Under this task are some entries; return every one of them exactly.

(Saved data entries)
+++

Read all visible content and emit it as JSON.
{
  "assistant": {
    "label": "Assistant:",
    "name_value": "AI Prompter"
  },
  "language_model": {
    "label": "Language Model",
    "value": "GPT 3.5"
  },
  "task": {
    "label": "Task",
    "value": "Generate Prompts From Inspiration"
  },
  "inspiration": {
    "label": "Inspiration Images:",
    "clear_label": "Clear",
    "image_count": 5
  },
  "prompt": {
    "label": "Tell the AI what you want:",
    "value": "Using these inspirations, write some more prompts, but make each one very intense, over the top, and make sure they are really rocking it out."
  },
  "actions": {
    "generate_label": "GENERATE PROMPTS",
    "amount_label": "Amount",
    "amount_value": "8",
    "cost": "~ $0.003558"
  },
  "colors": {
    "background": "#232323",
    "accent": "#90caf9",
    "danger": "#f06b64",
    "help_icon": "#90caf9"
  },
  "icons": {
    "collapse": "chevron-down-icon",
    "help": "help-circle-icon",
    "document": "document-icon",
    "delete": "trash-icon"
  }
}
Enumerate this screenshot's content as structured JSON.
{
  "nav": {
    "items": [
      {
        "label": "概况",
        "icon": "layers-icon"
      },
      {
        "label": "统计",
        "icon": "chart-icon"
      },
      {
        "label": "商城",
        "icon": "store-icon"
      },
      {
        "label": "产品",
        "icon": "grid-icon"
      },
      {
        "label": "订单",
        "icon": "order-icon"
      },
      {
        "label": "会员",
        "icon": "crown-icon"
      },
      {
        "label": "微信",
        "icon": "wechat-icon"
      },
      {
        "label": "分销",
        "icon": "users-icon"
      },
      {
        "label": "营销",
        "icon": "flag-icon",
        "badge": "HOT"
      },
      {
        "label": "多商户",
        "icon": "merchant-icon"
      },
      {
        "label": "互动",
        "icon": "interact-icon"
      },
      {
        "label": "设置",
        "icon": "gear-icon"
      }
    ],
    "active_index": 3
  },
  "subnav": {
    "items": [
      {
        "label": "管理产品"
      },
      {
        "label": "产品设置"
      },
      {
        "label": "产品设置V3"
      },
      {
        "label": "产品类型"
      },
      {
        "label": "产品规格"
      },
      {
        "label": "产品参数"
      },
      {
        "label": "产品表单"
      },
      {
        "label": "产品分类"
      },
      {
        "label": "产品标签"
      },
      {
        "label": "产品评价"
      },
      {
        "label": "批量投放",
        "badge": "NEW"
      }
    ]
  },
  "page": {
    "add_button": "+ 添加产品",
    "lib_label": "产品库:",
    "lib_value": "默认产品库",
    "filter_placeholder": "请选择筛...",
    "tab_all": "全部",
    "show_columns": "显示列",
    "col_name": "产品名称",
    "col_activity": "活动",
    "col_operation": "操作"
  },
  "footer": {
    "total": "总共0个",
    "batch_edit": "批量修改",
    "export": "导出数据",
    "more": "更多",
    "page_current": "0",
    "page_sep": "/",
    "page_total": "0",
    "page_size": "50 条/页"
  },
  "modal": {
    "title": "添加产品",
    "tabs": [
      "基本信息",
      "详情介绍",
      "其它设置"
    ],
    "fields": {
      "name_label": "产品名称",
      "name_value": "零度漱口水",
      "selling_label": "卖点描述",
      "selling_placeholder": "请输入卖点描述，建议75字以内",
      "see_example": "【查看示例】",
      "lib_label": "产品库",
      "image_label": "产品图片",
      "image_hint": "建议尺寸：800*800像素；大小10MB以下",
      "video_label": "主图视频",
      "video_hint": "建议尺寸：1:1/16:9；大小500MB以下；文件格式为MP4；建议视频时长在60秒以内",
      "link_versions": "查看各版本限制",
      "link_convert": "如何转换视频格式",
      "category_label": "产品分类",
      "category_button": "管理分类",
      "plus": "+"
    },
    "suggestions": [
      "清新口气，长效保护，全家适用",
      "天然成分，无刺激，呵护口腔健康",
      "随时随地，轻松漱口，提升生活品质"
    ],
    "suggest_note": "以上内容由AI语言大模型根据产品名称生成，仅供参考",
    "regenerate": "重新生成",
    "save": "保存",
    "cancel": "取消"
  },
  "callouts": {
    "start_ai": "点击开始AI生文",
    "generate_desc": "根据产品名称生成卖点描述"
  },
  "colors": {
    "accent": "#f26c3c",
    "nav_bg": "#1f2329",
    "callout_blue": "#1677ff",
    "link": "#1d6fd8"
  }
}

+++

RESULT OF THIS TASK
Read all visible content and emit it as JSON.
{
  "assistant": {
    "label": "Assistant:",
    "name_value": "AI Prompter"
  },
  "language_model": {
    "label": "Language Model",
    "value": "GPT 3.5"
  },
  "task": {
    "label": "Task",
    "value": "Generate Prompts From Inspiration"
  },
  "inspiration": {
    "label": "Inspiration Images:",
    "clear_label": "Clear",
    "image_count": 5
  },
  "prompt": {
    "label": "Tell the AI what you want:",
    "value": "Using these inspirations, write some more prompts, but make each one very intense, over the top, and make sure they are really rocking it out."
  },
  "actions": {
    "generate_label": "GENERATE PROMPTS",
    "amount_label": "Amount",
    "amount_value": "8",
    "cost": "~ $0.003558"
  },
  "colors": {
    "background": "#232323",
    "accent": "#90caf9",
    "danger": "#f06b64",
    "help_icon": "#90caf9"
  },
  "icons": {
    "collapse": "chevron-down-icon",
    "help": "help-circle-icon",
    "document": "document-icon",
    "delete": "trash-icon"
  }
}
Enumerate this screenshot's content as structured JSON.
{
  "nav": {
    "items": [
      {
        "label": "概况",
        "icon": "layers-icon"
      },
      {
        "label": "统计",
        "icon": "chart-icon"
      },
      {
        "label": "商城",
        "icon": "store-icon"
      },
      {
        "label": "产品",
        "icon": "grid-icon"
      },
      {
        "label": "订单",
        "icon": "order-icon"
      },
      {
        "label": "会员",
        "icon": "crown-icon"
      },
      {
        "label": "微信",
        "icon": "wechat-icon"
      },
      {
        "label": "分销",
        "icon": "users-icon"
      },
      {
        "label": "营销",
        "icon": "flag-icon",
        "badge": "HOT"
      },
      {
        "label": "多商户",
        "icon": "merchant-icon"
      },
      {
        "label": "互动",
        "icon": "interact-icon"
      },
      {
        "label": "设置",
        "icon": "gear-icon"
      }
    ],
    "active_index": 3
  },
  "subnav": {
    "items": [
      {
        "label": "管理产品"
      },
      {
        "label": "产品设置"
      },
      {
        "label": "产品设置V3"
      },
      {
        "label": "产品类型"
      },
      {
        "label": "产品规格"
      },
      {
        "label": "产品参数"
      },
      {
        "label": "产品表单"
      },
      {
        "label": "产品分类"
      },
      {
        "label": "产品标签"
      },
      {
        "label": "产品评价"
      },
      {
        "label": "批量投放",
        "badge": "NEW"
      }
    ]
  },
  "page": {
    "add_button": "+ 添加产品",
    "lib_label": "产品库:",
    "lib_value": "默认产品库",
    "filter_placeholder": "请选择筛...",
    "tab_all": "全部",
    "show_columns": "显示列",
    "col_name": "产品名称",
    "col_activity": "活动",
    "col_operation": "操作"
  },
  "footer": {
    "total": "总共0个",
    "batch_edit": "批量修改",
    "export": "导出数据",
    "more": "更多",
    "page_current": "0",
    "page_sep": "/",
    "page_total": "0",
    "page_size": "50 条/页"
  },
  "modal": {
    "title": "添加产品",
    "tabs": [
      "基本信息",
      "详情介绍",
      "其它设置"
    ],
    "fields": {
      "name_label": "产品名称",
      "name_value": "零度漱口水",
      "selling_label": "卖点描述",
      "selling_placeholder": "请输入卖点描述，建议75字以内",
      "see_example": "【查看示例】",
      "lib_label": "产品库",
      "image_label": "产品图片",
      "image_hint": "建议尺寸：800*800像素；大小10MB以下",
      "video_label": "主图视频",
      "video_hint": "建议尺寸：1:1/16:9；大小500MB以下；文件格式为MP4；建议视频时长在60秒以内",
      "link_versions": "查看各版本限制",
      "link_convert": "如何转换视频格式",
      "category_label": "产品分类",
      "category_button": "管理分类",
      "plus": "+"
    },
    "suggestions": [
      "清新口气，长效保护，全家适用",
      "天然成分，无刺激，呵护口腔健康",
      "随时随地，轻松漱口，提升生活品质"
    ],
    "suggest_note": "以上内容由AI语言大模型根据产品名称生成，仅供参考",
    "regenerate": "重新生成",
    "save": "保存",
    "cancel": "取消"
  },
  "callouts": {
    "start_ai": "点击开始AI生文",
    "generate_desc": "根据产品名称生成卖点描述"
  },
  "colors": {
    "accent": "#f26c3c",
    "nav_bg": "#1f2329",
    "callout_blue": "#1677ff",
    "link": "#1d6fd8"
  }
}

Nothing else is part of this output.